**Action item**
Please retype all of the data below, word for word.

**Input data**

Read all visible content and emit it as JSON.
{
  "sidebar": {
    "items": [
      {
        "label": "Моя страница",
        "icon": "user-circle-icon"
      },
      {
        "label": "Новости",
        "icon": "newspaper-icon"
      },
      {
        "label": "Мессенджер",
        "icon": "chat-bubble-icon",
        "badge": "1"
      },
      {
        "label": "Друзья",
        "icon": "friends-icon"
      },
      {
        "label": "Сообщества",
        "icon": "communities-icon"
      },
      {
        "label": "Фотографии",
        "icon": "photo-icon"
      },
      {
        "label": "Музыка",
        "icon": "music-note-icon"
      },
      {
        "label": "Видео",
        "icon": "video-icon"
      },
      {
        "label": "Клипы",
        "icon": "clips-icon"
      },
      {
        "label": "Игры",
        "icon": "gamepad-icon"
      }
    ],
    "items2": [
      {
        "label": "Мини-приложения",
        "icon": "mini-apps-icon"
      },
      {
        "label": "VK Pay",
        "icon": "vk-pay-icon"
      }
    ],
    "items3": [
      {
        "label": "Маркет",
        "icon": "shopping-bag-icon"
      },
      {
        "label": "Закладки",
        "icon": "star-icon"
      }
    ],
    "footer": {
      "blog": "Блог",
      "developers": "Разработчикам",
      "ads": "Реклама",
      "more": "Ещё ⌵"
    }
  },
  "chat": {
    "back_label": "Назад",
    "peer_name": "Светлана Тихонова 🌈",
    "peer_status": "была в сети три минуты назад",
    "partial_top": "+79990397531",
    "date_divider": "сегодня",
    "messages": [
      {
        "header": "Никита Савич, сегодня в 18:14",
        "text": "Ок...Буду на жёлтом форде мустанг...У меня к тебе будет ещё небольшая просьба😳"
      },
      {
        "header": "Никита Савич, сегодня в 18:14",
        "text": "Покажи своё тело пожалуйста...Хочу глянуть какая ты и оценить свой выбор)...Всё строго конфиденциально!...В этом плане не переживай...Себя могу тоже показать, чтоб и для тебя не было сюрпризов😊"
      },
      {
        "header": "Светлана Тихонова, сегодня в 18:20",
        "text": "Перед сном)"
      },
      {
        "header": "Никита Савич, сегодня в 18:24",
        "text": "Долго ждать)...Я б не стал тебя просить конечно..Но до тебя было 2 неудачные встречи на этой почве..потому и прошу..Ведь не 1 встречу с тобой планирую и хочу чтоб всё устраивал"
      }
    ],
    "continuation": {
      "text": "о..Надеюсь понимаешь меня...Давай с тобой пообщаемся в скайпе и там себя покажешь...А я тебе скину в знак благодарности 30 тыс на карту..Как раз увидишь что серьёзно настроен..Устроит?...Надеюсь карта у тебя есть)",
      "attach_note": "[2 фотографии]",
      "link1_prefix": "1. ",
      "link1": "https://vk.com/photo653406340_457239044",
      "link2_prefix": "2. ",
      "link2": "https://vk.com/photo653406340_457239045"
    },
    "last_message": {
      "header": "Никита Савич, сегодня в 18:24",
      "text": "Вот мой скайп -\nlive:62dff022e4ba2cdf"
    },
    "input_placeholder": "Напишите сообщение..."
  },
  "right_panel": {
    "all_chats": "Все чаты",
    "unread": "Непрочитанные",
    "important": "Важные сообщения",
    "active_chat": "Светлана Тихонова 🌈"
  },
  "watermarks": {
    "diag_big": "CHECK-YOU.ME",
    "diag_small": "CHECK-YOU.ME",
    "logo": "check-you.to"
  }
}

**Result**
Read all visible content and emit it as JSON.
{
  "sidebar": {
    "items": [
      {
        "label": "Моя страница",
        "icon": "user-circle-icon"
      },
      {
        "label": "Новости",
        "icon": "newspaper-icon"
      },
      {
        "label": "Мессенджер",
        "icon": "chat-bubble-icon",
        "badge": "1"
      },
      {
        "label": "Друзья",
        "icon": "friends-icon"
      },
      {
        "label": "Сообщества",
        "icon": "communities-icon"
      },
      {
        "label": "Фотографии",
        "icon": "photo-icon"
      },
      {
        "label": "Музыка",
        "icon": "music-note-icon"
      },
      {
        "label": "Видео",
        "icon": "video-icon"
      },
      {
        "label": "Клипы",
        "icon": "clips-icon"
      },
      {
        "label": "Игры",
        "icon": "gamepad-icon"
      }
    ],
    "items2": [
      {
        "label": "Мини-приложения",
        "icon": "mini-apps-icon"
      },
      {
        "label": "VK Pay",
        "icon": "vk-pay-icon"
      }
    ],
    "items3": [
      {
        "label": "Маркет",
        "icon": "shopping-bag-icon"
      },
      {
        "label": "Закладки",
        "icon": "star-icon"
      }
    ],
    "footer": {
      "blog": "Блог",
      "developers": "Разработчикам",
      "ads": "Реклама",
      "more": "Ещё ⌵"
    }
  },
  "chat": {
    "back_label": "Назад",
    "peer_name": "Светлана Тихонова 🌈",
    "peer_status": "была в сети три минуты назад",
    "partial_top": "+79990397531",
    "date_divider": "сегодня",
    "messages": [
      {
        "header": "Никита Савич, сегодня в 18:14",
        "text": "Ок...Буду на жёлтом форде мустанг...У меня к тебе будет ещё небольшая просьба😳"
      },
      {
        "header": "Никита Савич, сегодня в 18:14",
        "text": "Покажи своё тело пожалуйста...Хочу глянуть какая ты и оценить свой выбор)...Всё строго конфиденциально!...В этом плане не переживай...Себя могу тоже показать, чтоб и для тебя не было сюрпризов😊"
      },
      {
        "header": "Светлана Тихонова, сегодня в 18:20",
        "text": "Перед сном)"
      },
      {
        "header": "Никита Савич, сегодня в 18:24",
        "text": "Долго ждать)...Я б не стал тебя просить конечно..Но до тебя было 2 неудачные встречи на этой почве..потому и прошу..Ведь не 1 встречу с тобой планирую и хочу чтоб всё устраивал"
      }
    ],
    "continuation": {
      "text": "о..Надеюсь понимаешь меня...Давай с тобой пообщаемся в скайпе и там себя покажешь...А я тебе скину в знак благодарности 30 тыс на карту..Как раз увидишь что серьёзно настроен..Устроит?...Надеюсь карта у тебя есть)",
      "attach_note": "[2 фотографии]",
      "link1_prefix": "1. ",
      "link1": "https://vk.com/photo653406340_457239044",
      "link2_prefix": "2. ",
      "link2": "https://vk.com/photo653406340_457239045"
    },
    "last_message": {
      "header": "Никита Савич, сегодня в 18:24",
      "text": "Вот мой скайп -\nlive:62dff022e4ba2cdf"
    },
    "input_placeholder": "Напишите сообщение..."
  },
  "right_panel": {
    "all_chats": "Все чаты",
    "unread": "Непрочитанные",
    "important": "Важные сообщения",
    "active_chat": "Светлана Тихонова 🌈"
  },
  "watermarks": {
    "diag_big": "CHECK-YOU.ME",
    "diag_small": "CHECK-YOU.ME",
    "logo": "check-you.to"
  }
}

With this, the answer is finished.